“Yes Minister”, well parodies that scene, and it should send a clear warning to the people of the dangers of tokenistic government. However, it also sends the wrong message that such practices are humorously benign — that they are of little consequence.
Sadly, our Parliament is Government in name only. Big Business is the real government, aided and abetted by the well connected and coordinated forces of the powerful Implementors within the bureaucracies and permitted by our elected representatives who dare not seriously challenge the powerful bureaucrats lest those permanently-entrenched wise old bureaucratic villains crush them and take away their enjoyable fringe benefits and the unearned prestige that goes with the job of Councillors or State Parliamentarians.
It’s easier for elected representatives to turn a blind eye to corruption than it is for them to tackle corruption from within their bureaucracies. Councillors dare not risk the arsenal of weapons and the network of Implementors that the bureaucracy has at hand. In State Parliament, it is even worse. Trying to bring a corrupt bureaucracy to heel is too hard a task for most of our elected representatives.
If elected representatives dare to tackle corruption within the bureaucracy they soon find out that they face a Herculean task. They can’t even articulate the problem of which they are part, let alone contemplate the possibility and loss of face of botching the job, of not being able to handle the truth? Their promise to be fearless seekers of the truth and true representatives of the people who elected them normally evaporates upon being elected.
As the old military bureaucrat Colonel Jessep said in the film A Few Good Men “You can’t handle the truth!”
So if any individual or party has the wit to bundle a package that will rid us of this corruptive core and sever the controls it has over Councils and Parliament, I, and a few of my mates who have matured past the Concrete Learning stage will happily vote for that party — even for the Greens. I don’t care if they have two heads, fur or scales — anything that will send the message to the feckless Parties that we need urgent and rigorous surgery in the bureaucracies of Local Council, Spring Street and Canberra.
One may well ask:
• why this small coterie of influential and key members of the bureaucracy would sabotage democratic process when we pay them to instead serve us, the people? The answer to that is probably money or money in kind.
• do our Councillors and Parliamentarians realise the preponderance of dodgy information they are fed, and do they have the skills to evaluate and check the advice their bureaucrats present to them. Or do they fully understand what is going on, but sit back to reap the benefits of sweeping it under the carpet, or at best initiate a sham investigation of the problem? There are obvious ways of testing this, and it is an obligation of everybody to challenge their elected representatives and work to unseat corrupt officers.

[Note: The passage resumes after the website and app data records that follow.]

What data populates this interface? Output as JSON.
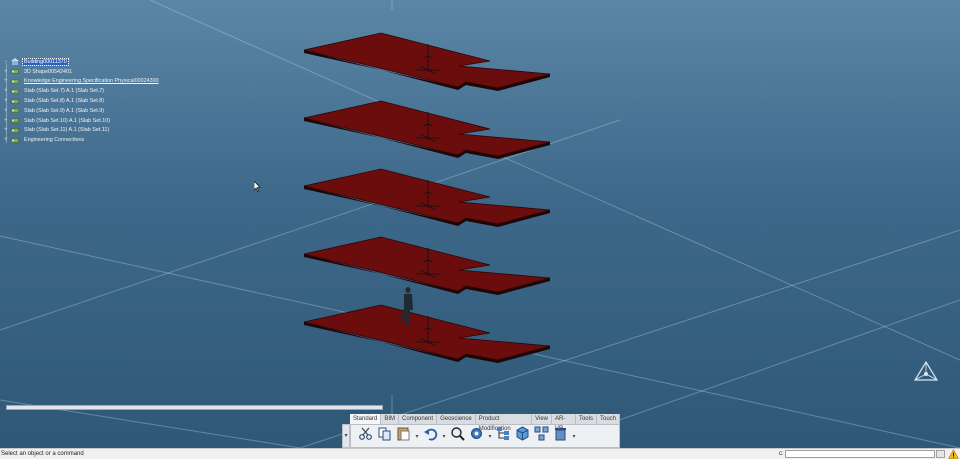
{
  "tree": {
    "root": "Building00011370",
    "items": [
      {
        "label": "3D Shape00542401",
        "style": "normal",
        "icon": "3d-shape-icon"
      },
      {
        "label": "Knowledge Engineering Specification Physical00024300",
        "style": "link",
        "icon": "knowledge-spec-icon"
      },
      {
        "label": "Slab (Slab Set.7) A.1 (Slab Set.7)",
        "style": "normal",
        "icon": "slab-icon"
      },
      {
        "label": "Slab (Slab Set.8) A.1 (Slab Set.8)",
        "style": "normal",
        "icon": "slab-icon"
      },
      {
        "label": "Slab (Slab Set.9) A.1 (Slab Set.9)",
        "style": "normal",
        "icon": "slab-icon"
      },
      {
        "label": "Slab (Slab Set.10) A.1 (Slab Set.10)",
        "style": "normal",
        "icon": "slab-icon"
      },
      {
        "label": "Slab (Slab Set.11) A.1 (Slab Set.11)",
        "style": "normal",
        "icon": "slab-icon"
      },
      {
        "label": "Engineering Connections",
        "style": "normal",
        "icon": "engineering-connections-icon"
      }
    ]
  },
  "toolbar": {
    "tabs": [
      "Standard",
      "BIM",
      "Component",
      "Geoscience",
      "Product Modification",
      "View",
      "AR-VR",
      "Tools",
      "Touch"
    ],
    "active_tab": "Standard",
    "tools": [
      {
        "name": "cut-icon",
        "has_dropdown": false
      },
      {
        "name": "copy-icon",
        "has_dropdown": false
      },
      {
        "name": "paste-icon",
        "has_dropdown": true
      },
      {
        "name": "undo-icon",
        "has_dropdown": true
      },
      {
        "name": "zoom-icon",
        "has_dropdown": false
      },
      {
        "name": "settings-gear-icon",
        "has_dropdown": true
      },
      {
        "name": "graph-tree-icon",
        "has_dropdown": false
      },
      {
        "name": "cube-view-icon",
        "has_dropdown": false
      },
      {
        "name": "network-icon",
        "has_dropdown": false
      },
      {
        "name": "delete-icon",
        "has_dropdown": true
      }
    ]
  },
  "status": {
    "message": "Select an object or a command",
    "command_prefix": "c:",
    "command_value": ""
  },
  "scene": {
    "slab_color": "#6b0d0d",
    "slab_count": 5
  },
  "colors": {
    "background_top": "#5b86a6",
    "background_bottom": "#2f5877",
    "selection": "#2a62c4"
  }
}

... pray that there's intelligent life somewhere out in space, 'Cause there's bugger all down here on Earth! (with apologies to Eric Idle’s, "The Galaxy Song,” from Monty Python's The Meaning of Life.)————————————————————————————————————————————————————————
You would have to be very naive to believe that the Government valued your opinion!